Top Republicans have taken aim at President Joe Biden's proposals on immigration reform, which includes proposed legislation and a flurry of executive orders.
Sen. Ted Cruz (R-Texas) said Biden's actions "encourage illegal immigration at the expense of American jobs and workers" and House Minority Leader Kevin McCarthy (R-Calif.) called them an "affront to the rule of law."
Biden also signed an executive order revising civil immigration enforcement policies and priorities, revoking Trump's 2017 executive order, Enhancing Public Safety in the Interior of the United States.
Biden's order directs relevant agencies to review enforcement procedures and issue new guidance that accords with the stated values and priorities of safeguarding "the dignity and well-being of all families and communities" and addressing the humanitarian challenges at the southern border while ensuring security.
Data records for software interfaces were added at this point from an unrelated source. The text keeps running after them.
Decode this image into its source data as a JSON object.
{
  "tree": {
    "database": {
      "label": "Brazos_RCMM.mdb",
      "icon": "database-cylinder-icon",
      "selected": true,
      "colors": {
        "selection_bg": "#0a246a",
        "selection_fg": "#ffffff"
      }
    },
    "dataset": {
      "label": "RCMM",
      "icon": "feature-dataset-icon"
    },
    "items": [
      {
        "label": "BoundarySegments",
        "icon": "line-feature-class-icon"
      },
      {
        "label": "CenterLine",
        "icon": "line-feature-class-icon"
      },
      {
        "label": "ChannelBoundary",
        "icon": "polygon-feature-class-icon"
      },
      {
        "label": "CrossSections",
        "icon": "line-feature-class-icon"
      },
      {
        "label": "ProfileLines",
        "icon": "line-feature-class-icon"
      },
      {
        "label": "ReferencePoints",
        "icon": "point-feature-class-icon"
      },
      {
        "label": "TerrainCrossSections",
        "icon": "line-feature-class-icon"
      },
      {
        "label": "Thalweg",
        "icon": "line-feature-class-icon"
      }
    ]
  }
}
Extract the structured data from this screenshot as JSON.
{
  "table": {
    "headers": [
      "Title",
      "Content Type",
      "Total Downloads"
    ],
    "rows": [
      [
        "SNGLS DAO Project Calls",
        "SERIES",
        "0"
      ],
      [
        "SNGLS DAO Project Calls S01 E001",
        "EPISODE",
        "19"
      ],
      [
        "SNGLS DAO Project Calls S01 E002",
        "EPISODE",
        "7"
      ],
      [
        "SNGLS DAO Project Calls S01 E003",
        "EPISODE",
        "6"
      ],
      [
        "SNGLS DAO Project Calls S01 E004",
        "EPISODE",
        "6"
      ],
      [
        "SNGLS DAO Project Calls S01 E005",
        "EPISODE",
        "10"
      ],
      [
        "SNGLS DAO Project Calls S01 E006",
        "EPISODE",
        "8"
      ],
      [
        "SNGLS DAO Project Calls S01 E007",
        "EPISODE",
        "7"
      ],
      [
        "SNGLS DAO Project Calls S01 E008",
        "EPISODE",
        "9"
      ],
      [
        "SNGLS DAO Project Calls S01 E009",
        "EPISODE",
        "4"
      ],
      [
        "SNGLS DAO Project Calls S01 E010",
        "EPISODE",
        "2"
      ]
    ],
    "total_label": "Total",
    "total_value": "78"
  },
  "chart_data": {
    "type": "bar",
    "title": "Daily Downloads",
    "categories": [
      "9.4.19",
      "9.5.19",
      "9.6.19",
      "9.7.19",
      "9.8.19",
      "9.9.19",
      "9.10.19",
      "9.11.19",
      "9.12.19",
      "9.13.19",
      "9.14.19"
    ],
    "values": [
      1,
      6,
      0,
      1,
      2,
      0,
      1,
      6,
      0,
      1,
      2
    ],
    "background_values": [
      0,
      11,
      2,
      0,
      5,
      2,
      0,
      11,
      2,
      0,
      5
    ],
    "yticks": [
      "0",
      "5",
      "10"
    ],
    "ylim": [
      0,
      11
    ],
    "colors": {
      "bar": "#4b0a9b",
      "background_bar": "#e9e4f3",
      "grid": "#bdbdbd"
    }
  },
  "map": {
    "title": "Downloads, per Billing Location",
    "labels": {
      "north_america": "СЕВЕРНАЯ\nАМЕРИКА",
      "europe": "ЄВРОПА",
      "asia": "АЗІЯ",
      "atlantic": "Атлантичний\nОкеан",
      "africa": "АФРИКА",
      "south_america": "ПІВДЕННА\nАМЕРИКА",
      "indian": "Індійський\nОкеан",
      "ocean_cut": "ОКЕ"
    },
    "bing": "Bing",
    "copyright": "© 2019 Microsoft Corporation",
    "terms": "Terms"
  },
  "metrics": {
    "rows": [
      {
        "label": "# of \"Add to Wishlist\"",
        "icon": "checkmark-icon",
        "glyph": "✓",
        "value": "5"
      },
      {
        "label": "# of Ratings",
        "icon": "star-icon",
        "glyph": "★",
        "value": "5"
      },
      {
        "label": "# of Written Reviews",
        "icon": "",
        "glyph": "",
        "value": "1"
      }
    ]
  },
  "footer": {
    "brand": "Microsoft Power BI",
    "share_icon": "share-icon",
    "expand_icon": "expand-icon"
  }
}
The president has also sent a new draft bill to Congress titled the U.S. Citizenship Act of 2021, with three core target areas: prioritizing smart border controls, addressing the root causes of migration, and enhancing pathways to citizenship, including for the 11 million immigrants now in the country illegally.
Cruz, in a Jan. 20 statement, criticized Biden's immigration thrust.
"It is deeply troubling that most of Joe Biden's first acts as president were to protect illegal immigrants and encourage illegal immigration at the expense of American jobs and workers," he stated. "Not only has he chosen to halt construction of a wall on America's southern border and to continue Barack Obama's illegal executive amnesty by preserving the Deferred Action for Childhood Arrivals (DACA) program, but he is promoting open-borders legislation that would gift citizenship to over 11 million illegal immigrants, roll back immigration enforcement, and promote and increase foreign labor at a time when many Americans desperately need work.
"These actions illustrate that today's Democratic Party puts people here illegally—or attempting to come here illegally—before American workers."
Noting that there are still nearly 11 million unemployed U.S. citizens, McCarthy said that "pushing a bill that grants citizenship to 11 million people living in the country illegally is an affront to the rule of law and will divert focus away from helping American citizens who want to go back to work."
He argued that Biden's proposal also encourages more illegal immigration, "which further detracts resources and energy away from the needs of American citizens." McCarthy lamented the fact that Biden's plan doesn't include any additional funds for physical barriers and other infrastructure to protect the southern border.
"This problem is worsened by President Biden’s irresponsible executive order to halt wall construction along the southern border," McCarthy said, adding that he expects other Republicans to come out in opposition to Biden's plans on immigration.
White House press secretary Jen Psaki defended the draft bill at her first briefing in the role, saying that the act modernizes the immigration system and provides "hardworking people who have enriched our communities and lived here for decades an opportunity to earn citizenship."
"The president’s priority reflected in the bill are [sic] to responsibly manage the border, keep families together, grow our economy, address the root causes of migration from Central America, and ensure that America can remain a refuge for those fleeing prosecution," Psaki said.